The results presented here clearly demonstrate the anti-inflammatory effects of S. boulardii on infection with Shigella. However, in as much as S. boulardii was unable to affect the ability of S. flexneri to invade and, therefore, still instigate infection or result in complete inhibition of inflammatory processes, it is important to question the likely therapeutic efficacy of the yeast. Case in point, anti-inflammatory effects were observed when S. boulardii was present throughout infection and were more pronounced when monolayers were exposed to the yeast before infection. However, S. boulardii was applied to T-84 monolayers following the onset of infection, and it was unable to cause a reduction in IL-8 secretion (data not shown). In addition, lower doses of the yeast (5 yeast/epithelial cell vs. 10) were unable to reduce signaling or inflammatory processes, and the majority of the effects shown herein are reversible following the removal of the yeast for more than 2 h (data not shown). The aspect of a required minimum population and the duration of anti-inflammatory effect(s) is relevant from the therapeutic standpoint of administration in that the beneficial effects of the yeast may likely be nonexistent if gut populations fall below 5 yeast/epithelial cell. As such, the stringent timing of S. boulardii exposure is critical in that the yeast does not permanently colonize the human gut (5) and would, therefore, require continuous administration to maintain a minimum yeast population in preparation for illness. Such details are significant to consider and could bring to question the consequence of using S. boulardii therapeutically with S. flexneri or similar pathogens. Furthermore, it is unclear at this stage whether concomitant use with S. flexneri could result in reduced severity of symptoms, at the cost of delayed pathogen clearance since the inflammatory diarrhea may aid in limiting the duration of infection. Nonetheless, the potential therapeutic use of S. boulardii for nonbacterial gastrointestinal disorders is also of current interest, and the results thus far are promising for its use with inflammatory bowel disease (15, 20).
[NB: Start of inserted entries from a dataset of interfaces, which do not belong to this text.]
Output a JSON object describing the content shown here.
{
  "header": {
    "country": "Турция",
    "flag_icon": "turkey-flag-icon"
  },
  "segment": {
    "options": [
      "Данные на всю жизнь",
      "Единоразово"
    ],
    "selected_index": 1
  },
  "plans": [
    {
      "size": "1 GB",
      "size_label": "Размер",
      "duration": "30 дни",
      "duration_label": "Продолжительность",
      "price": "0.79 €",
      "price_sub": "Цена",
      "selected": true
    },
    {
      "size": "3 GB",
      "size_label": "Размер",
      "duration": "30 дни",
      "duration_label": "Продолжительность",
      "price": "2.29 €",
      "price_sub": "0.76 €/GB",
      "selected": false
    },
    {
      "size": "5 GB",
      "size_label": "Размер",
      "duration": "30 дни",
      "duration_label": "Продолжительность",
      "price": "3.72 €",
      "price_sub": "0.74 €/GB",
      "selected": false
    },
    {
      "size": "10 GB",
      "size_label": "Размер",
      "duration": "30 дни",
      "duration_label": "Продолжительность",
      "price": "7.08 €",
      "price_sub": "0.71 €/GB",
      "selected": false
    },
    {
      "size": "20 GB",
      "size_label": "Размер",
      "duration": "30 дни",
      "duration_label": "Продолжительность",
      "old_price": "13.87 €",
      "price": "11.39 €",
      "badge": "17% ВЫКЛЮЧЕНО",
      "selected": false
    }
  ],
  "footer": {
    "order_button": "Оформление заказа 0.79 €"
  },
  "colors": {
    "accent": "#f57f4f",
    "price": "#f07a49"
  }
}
The increased interest in S. boulardii and other probiotic treatments necessitates a better understanding of their capability to prevent or eliminate bacterial-induced diarrhea. A comprehension of its capabilities, mechanisms of action, and outcomes for use with different bacterial pathogens is essential for the successful use of S. boulardii in a clinical setting.
We thank Jeffrey D. Bien, Jennifer Pasko, Michael A. Pazos, and Deke P. Huntley for technical assistance and Drs. Bryan P. Hurley, Hai Ning Shi, and Daniel M. Wall for advice and technical expertise. We also thank the Xenograft Core Facility for preparation of xenografts.
This work was supported by National Institute of Diabetes and Digestive and Kidney Diseases Grant DK-33506 (to B. A. McCormick) and a T32 Training Grant sponsored by Harvard Medical School and the Department of Surgery at Massachusetts General Hospital (to K. L. Mumy).